Skip to Content
Streetsblog New York City home
Streetsblog New York City home
Log In
Livable Streets

Astor Place Moves Closer to Becoming a Great Public Space

astor_plaza.gif
A rendering of "Village Plaza" -- a pedestrian space that may supplant the asphalt-covered area south of Astor Place.

Remember the Alamo? That's the public sculpture (AKA "The Cube") located on a pedestrian island in the middle of Manhattan's Astor Place. It's a decent landmark for meeting up with a friend, but it always looks forlorn out there with lanes of traffic moving by on every side, a constant reminder that huge swaths of Astor Place and its environs can be reclaimed from vehicles and put to better use.

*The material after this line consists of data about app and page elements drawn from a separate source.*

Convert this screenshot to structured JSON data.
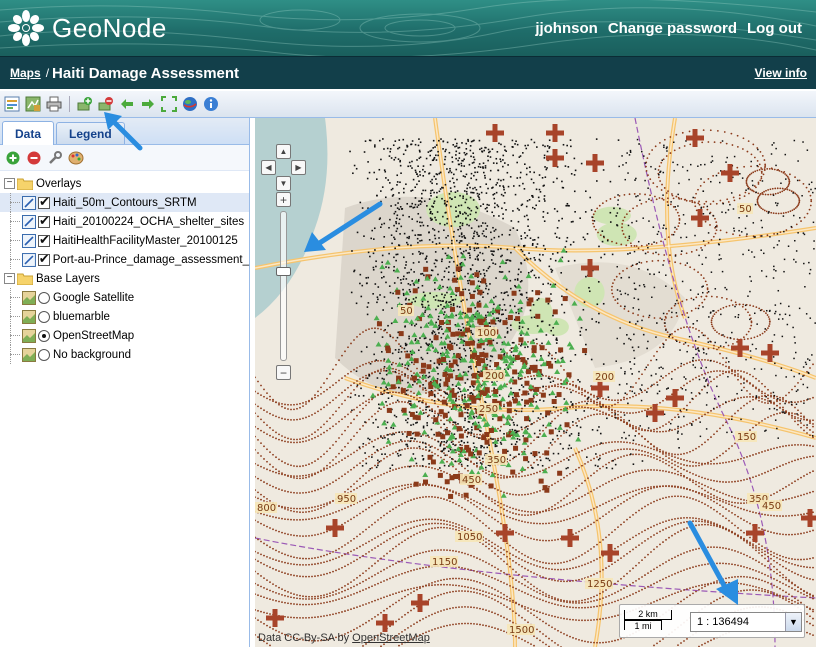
{
  "app": {
    "name": "GeoNode"
  },
  "user_nav": {
    "username": "jjohnson",
    "change_password": "Change password",
    "logout": "Log out"
  },
  "titlebar": {
    "breadcrumb_root": "Maps",
    "separator": "/",
    "title": "Haiti Damage Assessment",
    "view_info": "View info"
  },
  "toolbar": {
    "buttons": [
      "layer-properties-icon",
      "save-map-icon",
      "print-icon",
      "add-layer-icon",
      "remove-layer-icon",
      "back-arrow-icon",
      "forward-arrow-icon",
      "zoom-extent-icon",
      "globe-icon",
      "info-icon"
    ]
  },
  "panel": {
    "tabs": [
      "Data",
      "Legend"
    ],
    "active_tab": "Data",
    "tools": [
      "add-icon",
      "remove-icon",
      "wrench-icon",
      "style-icon"
    ]
  },
  "tree": {
    "overlays": {
      "label": "Overlays",
      "layers": [
        {
          "label": "Haiti_50m_Contours_SRTM",
          "checked": true,
          "selected": true
        },
        {
          "label": "Haiti_20100224_OCHA_shelter_sites",
          "checked": true
        },
        {
          "label": "HaitiHealthFacilityMaster_20100125",
          "checked": true
        },
        {
          "label": "Port-au-Prince_damage_assessment_",
          "checked": true
        }
      ]
    },
    "base_layers": {
      "label": "Base Layers",
      "layers": [
        {
          "label": "Google Satellite",
          "selected": false
        },
        {
          "label": "bluemarble",
          "selected": false
        },
        {
          "label": "OpenStreetMap",
          "selected": true
        },
        {
          "label": "No background",
          "selected": false
        }
      ]
    }
  },
  "map": {
    "scale_line": {
      "km": "2 km",
      "mi": "1 mi"
    },
    "scale_value": "1 : 136494",
    "attribution_prefix": "Data CC-By-SA by",
    "attribution_link": "OpenStreetMap",
    "colors": {
      "land": "#efeae0",
      "water": "#b5d0d0",
      "contour": "#8b3a1a",
      "shelter": "#4caf50",
      "damage": "#111111",
      "hospital_cross": "#a8442a",
      "accent_arrow": "#2a8de0"
    }
  }
}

Astor Place was one of the first spots identified by the New York City Streets Renaissance as a potential Public Space Transformation
project. Now that transformation seems within reach, as a plan to reshape the area into a pedestrian haven moves closer to fruition. If implemented, the changes could remake Astor
Place into a space that binds together the East Village and the NYU
district with pedestrian amenities rather than dividing them with traffic.

The Villager's Gabriel Zucker has the details:

astor_sidewalk_plan.gifThe renovation includes a realignment of Cooper Square from Sixth St.to Astor Place, with the street being thinned and made one-waynorthbound. The thinner avenue will provide new space alongside PeterCooper Park, and will create a two-block-long plaza space almost thesame size alongside the Bowery, extending down to E. Fourth St.

Inaddition, Astor Place will be closed to cars between Fourth Ave. andLafayette St. where it passes “The Alamo” cube sculpture. On theopposite side of Fourth Ave., Astor Place will also be realigned withEighth St., creating even more pedestrian space. The traffic island forthe northbound No. 6 train will be doubled in size.

Aspart of the capital project, the city Department of Transportation willalso be installing medians along Third Ave. to facilitate pedestriancrossings on the blocks between Fourth and Ninth Sts.

Zucker reports that construction may begin this winter, pending public input and review by the Art Commission.

Now, if only the owners of the ultra-luxe "Sculpture for Living" would find a ground floor tenant who engages the sidewalk, instead of another Chase branch.

Images: NYCDOT / The Villager

Stay in touch

Sign up for our free newsletter

More from Streetsblog New York City

Thursday’s Headlines: Paris is a Lot Cooler than NYC Edition

The City of Light has figured out how to reduce the heat island effect. Plus other news in today's daily digest.

July 18, 2024

Exclusive: Legal Team Announced for Suit Against Hochul’s Congestion Pricing ‘Pause’

Attorneys from three firms have inked a joint defense agreement to fight "the governor’s illegal decision to cancel congestion pricing," Comptroller Brad Lander said.

July 17, 2024

Brooklyn BP Wants Mayor Adams To Do More To Reduce Parking

Brooklyn Borough President Antonio Reynoso's recommendation on City of Yes: Eliminating parking mandates is not enough!

July 17, 2024

Wednesday’s Headlines: Citi Bike By the Numbers Edition

Haters of Citi Bike are really going to detest the new website. Plus other news.

July 17, 2024

Once Again, There is More Evidence that Safer Streets Help Local Business

...and there's more insight into why people simply don't believe it.

July 17, 2024
See all posts